Your answer should be the lines of the material that include the word "icon".

INFORMATION SHOWN below:

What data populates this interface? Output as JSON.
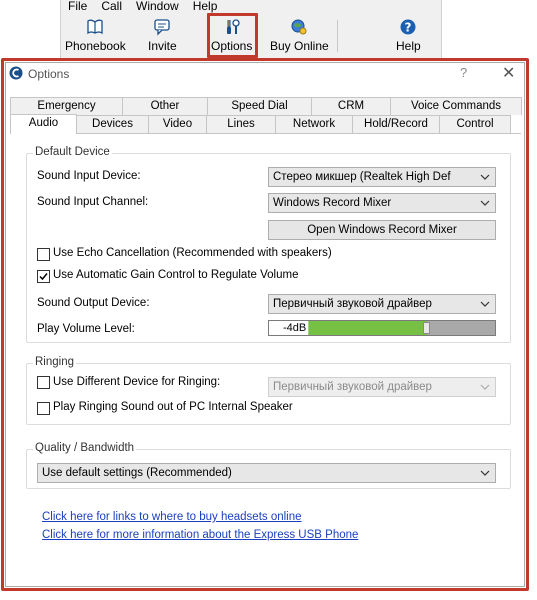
{
  "menu": [
    "File",
    "Call",
    "Window",
    "Help"
  ],
  "toolbar": {
    "phonebook": "Phonebook",
    "invite": "Invite",
    "options": "Options",
    "buy_online": "Buy Online",
    "help": "Help"
  },
  "dialog": {
    "title": "Options",
    "help_glyph": "?",
    "close_glyph": "✕"
  },
  "tabs_row1": [
    "Emergency",
    "Other",
    "Speed Dial",
    "CRM",
    "Voice Commands"
  ],
  "tabs_row2": [
    "Audio",
    "Devices",
    "Video",
    "Lines",
    "Network",
    "Hold/Record",
    "Control"
  ],
  "active_tab": "Audio",
  "default_device": {
    "title": "Default Device",
    "sound_input_device_label": "Sound Input Device:",
    "sound_input_device_value": "Стерео микшер (Realtek High Def",
    "sound_input_channel_label": "Sound Input Channel:",
    "sound_input_channel_value": "Windows Record Mixer",
    "open_mixer_button": "Open Windows Record Mixer",
    "echo_cancel_label": "Use Echo Cancellation (Recommended with speakers)",
    "echo_cancel_checked": false,
    "agc_label": "Use Automatic Gain Control to Regulate Volume",
    "agc_checked": true,
    "sound_output_device_label": "Sound Output Device:",
    "sound_output_device_value": "Первичный звуковой драйвер",
    "play_volume_label": "Play Volume Level:",
    "play_volume_value": "-4dB",
    "play_volume_fraction": 0.7
  },
  "ringing": {
    "title": "Ringing",
    "use_different_device_label": "Use Different Device for Ringing:",
    "use_different_device_checked": false,
    "ringing_device_value": "Первичный звуковой драйвер",
    "internal_speaker_label": "Play Ringing Sound out of PC Internal Speaker",
    "internal_speaker_checked": false
  },
  "quality": {
    "title": "Quality / Bandwidth",
    "value": "Use default settings (Recommended)"
  },
  "links": {
    "headsets": "Click here for links to where to buy headsets online",
    "usb_phone": "Click here for more information about the Express USB Phone"
  },
  "colors": {
    "highlight": "#c0392b",
    "link": "#1a3fbf",
    "volume_fill": "#76c043"
  }
}
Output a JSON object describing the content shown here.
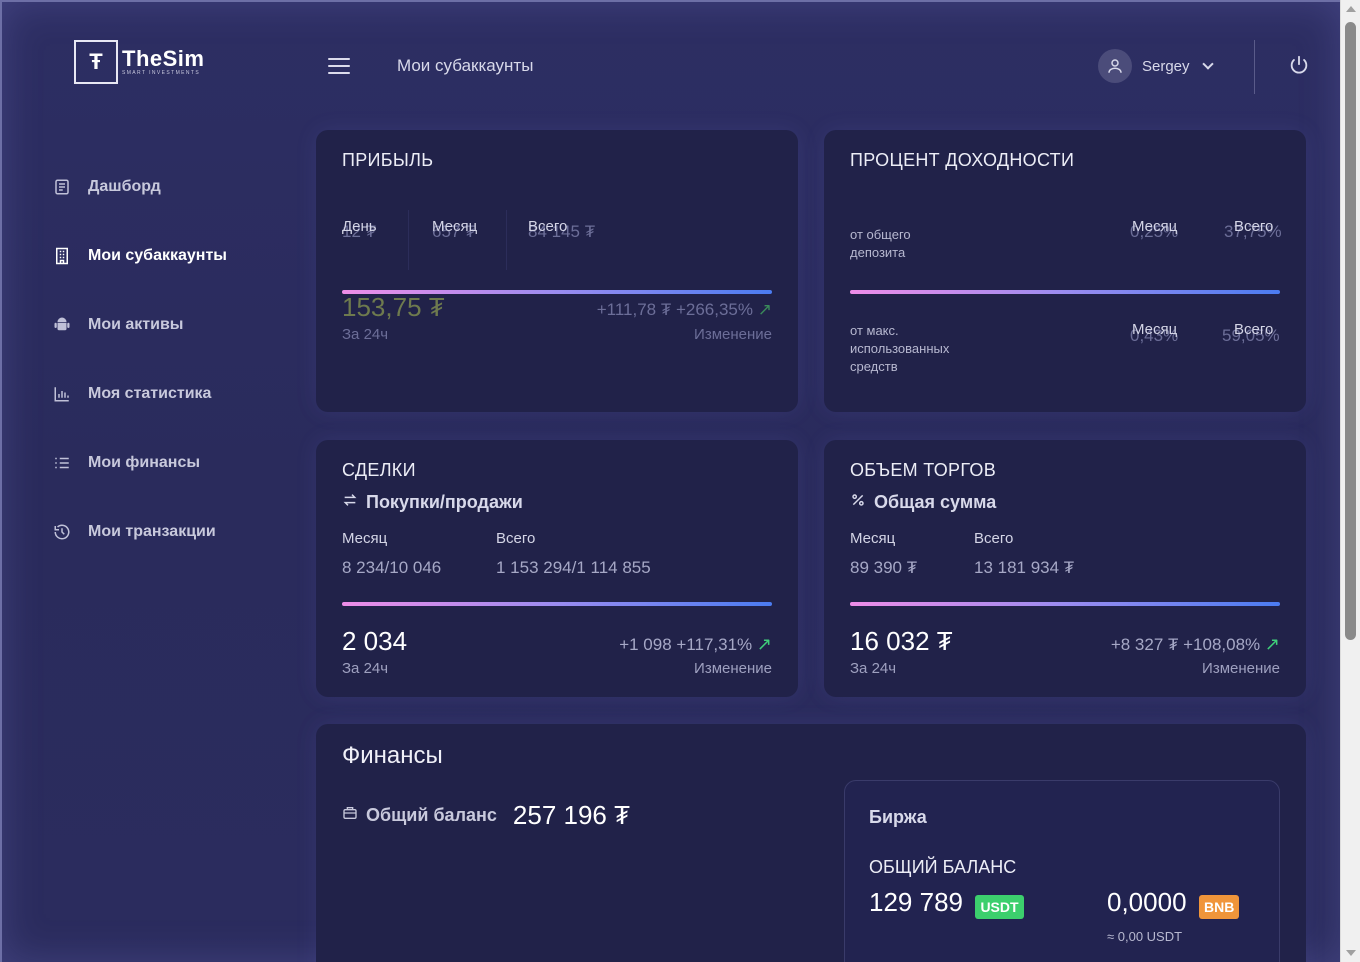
{
  "header": {
    "logo_mark": "Ŧ",
    "logo_name": "TheSim",
    "logo_tagline": "SMART INVESTMENTS",
    "page_title": "Мои субаккаунты",
    "user_name": "Sergey"
  },
  "sidebar": {
    "items": [
      {
        "label": "Дашборд",
        "icon": "document-icon"
      },
      {
        "label": "Мои субаккаунты",
        "icon": "building-icon",
        "active": true
      },
      {
        "label": "Мои активы",
        "icon": "android-icon"
      },
      {
        "label": "Моя статистика",
        "icon": "bar-chart-icon"
      },
      {
        "label": "Мои финансы",
        "icon": "list-icon"
      },
      {
        "label": "Мои транзакции",
        "icon": "history-icon"
      }
    ]
  },
  "profit": {
    "title": "ПРИБЫЛЬ",
    "tab_day": "День",
    "tab_month": "Месяц",
    "tab_total": "Всего",
    "ghost_day": "12 ₮",
    "ghost_month": "657 ₮",
    "ghost_total": "84 145 ₮",
    "value": "153,75 ₮",
    "value_caption": "За 24ч",
    "change": "+111,78 ₮  +266,35%",
    "change_caption": "Изменение"
  },
  "yield": {
    "title": "ПРОЦЕНТ ДОХОДНОСТИ",
    "row1_label": "от общего депозита",
    "row1_month": "Месяц",
    "row1_total": "Всего",
    "row1_ghost_month": "0,25%",
    "row1_ghost_total": "37,75%",
    "row2_label": "от макс. использованных средств",
    "row2_month": "Месяц",
    "row2_total": "Всего",
    "row2_ghost_month": "0,43%",
    "row2_ghost_total": "59,05%"
  },
  "deals": {
    "title": "СДЕЛКИ",
    "subtitle": "Покупки/продажи",
    "month_label": "Месяц",
    "total_label": "Всего",
    "month_value": "8 234/10 046",
    "total_value": "1 153 294/1 114 855",
    "value": "2 034",
    "value_caption": "За 24ч",
    "change": "+1 098  +117,31%",
    "change_caption": "Изменение"
  },
  "volume": {
    "title": "ОБЪЕМ ТОРГОВ",
    "subtitle": "Общая сумма",
    "month_label": "Месяц",
    "total_label": "Всего",
    "month_value": "89 390 ₮",
    "total_value": "13 181 934 ₮",
    "value": "16 032 ₮",
    "value_caption": "За 24ч",
    "change": "+8 327 ₮  +108,08%",
    "change_caption": "Изменение"
  },
  "finance": {
    "title": "Финансы",
    "balance_label": "Общий баланс",
    "balance_value": "257 196 ₮",
    "exchange_title": "Биржа",
    "exchange_subtitle": "ОБЩИЙ БАЛАНС",
    "usdt_value": "129 789",
    "usdt_badge": "USDT",
    "bnb_value": "0,0000",
    "bnb_badge": "BNB",
    "bnb_note": "≈ 0,00 USDT"
  },
  "colors": {
    "usdt": "#3ccf6d",
    "bnb": "#f0953a",
    "up_arrow": "#3fcf7a"
  }
}
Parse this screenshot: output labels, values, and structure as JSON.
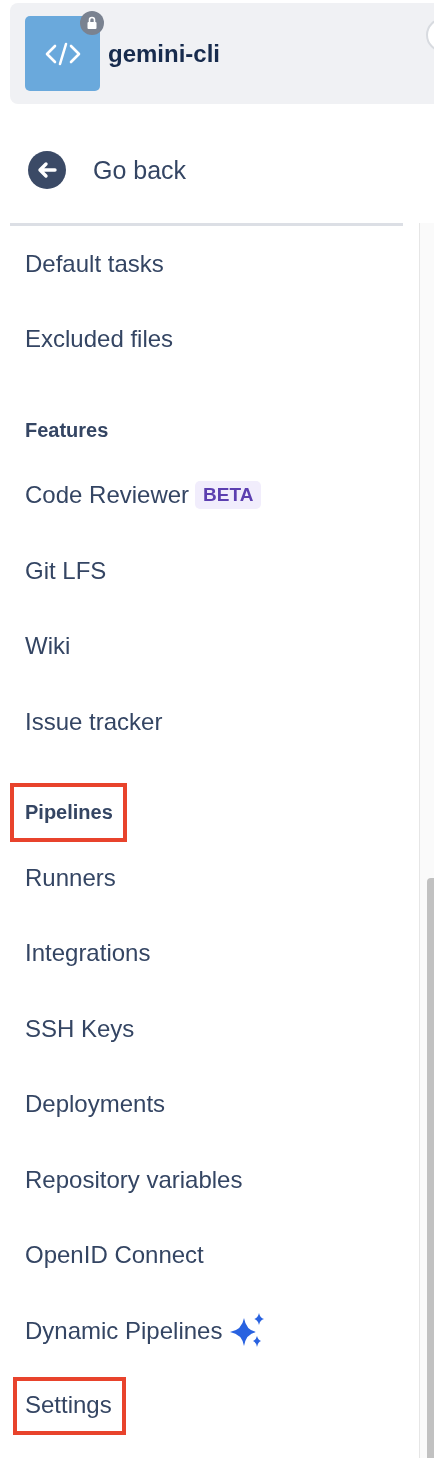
{
  "repository": {
    "name": "gemini-cli",
    "private": true
  },
  "back_link": {
    "label": "Go back"
  },
  "items": [
    {
      "kind": "link",
      "label": "Default tasks",
      "highlighted": false
    },
    {
      "kind": "link",
      "label": "Excluded files",
      "highlighted": false
    },
    {
      "kind": "heading",
      "label": "Features",
      "highlighted": false
    },
    {
      "kind": "link",
      "label": "Code Reviewer",
      "badge": "BETA",
      "highlighted": false
    },
    {
      "kind": "link",
      "label": "Git LFS",
      "highlighted": false
    },
    {
      "kind": "link",
      "label": "Wiki",
      "highlighted": false
    },
    {
      "kind": "link",
      "label": "Issue tracker",
      "highlighted": false
    },
    {
      "kind": "heading",
      "label": "Pipelines",
      "highlighted": true
    },
    {
      "kind": "link",
      "label": "Runners",
      "highlighted": false
    },
    {
      "kind": "link",
      "label": "Integrations",
      "highlighted": false
    },
    {
      "kind": "link",
      "label": "SSH Keys",
      "highlighted": false
    },
    {
      "kind": "link",
      "label": "Deployments",
      "highlighted": false
    },
    {
      "kind": "link",
      "label": "Repository variables",
      "highlighted": false
    },
    {
      "kind": "link",
      "label": "OpenID Connect",
      "highlighted": false
    },
    {
      "kind": "link",
      "label": "Dynamic Pipelines",
      "ai": true,
      "highlighted": false
    },
    {
      "kind": "link",
      "label": "Settings",
      "highlighted": true
    }
  ]
}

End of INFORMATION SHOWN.

SOLUTION FOR THIS TASK
        "icon": "document-icon"
        "icon": "building-icon",
        "icon": "android-icon"
        "icon": "bar-chart-icon"
        "icon": "list-icon"
        "icon": "history-icon"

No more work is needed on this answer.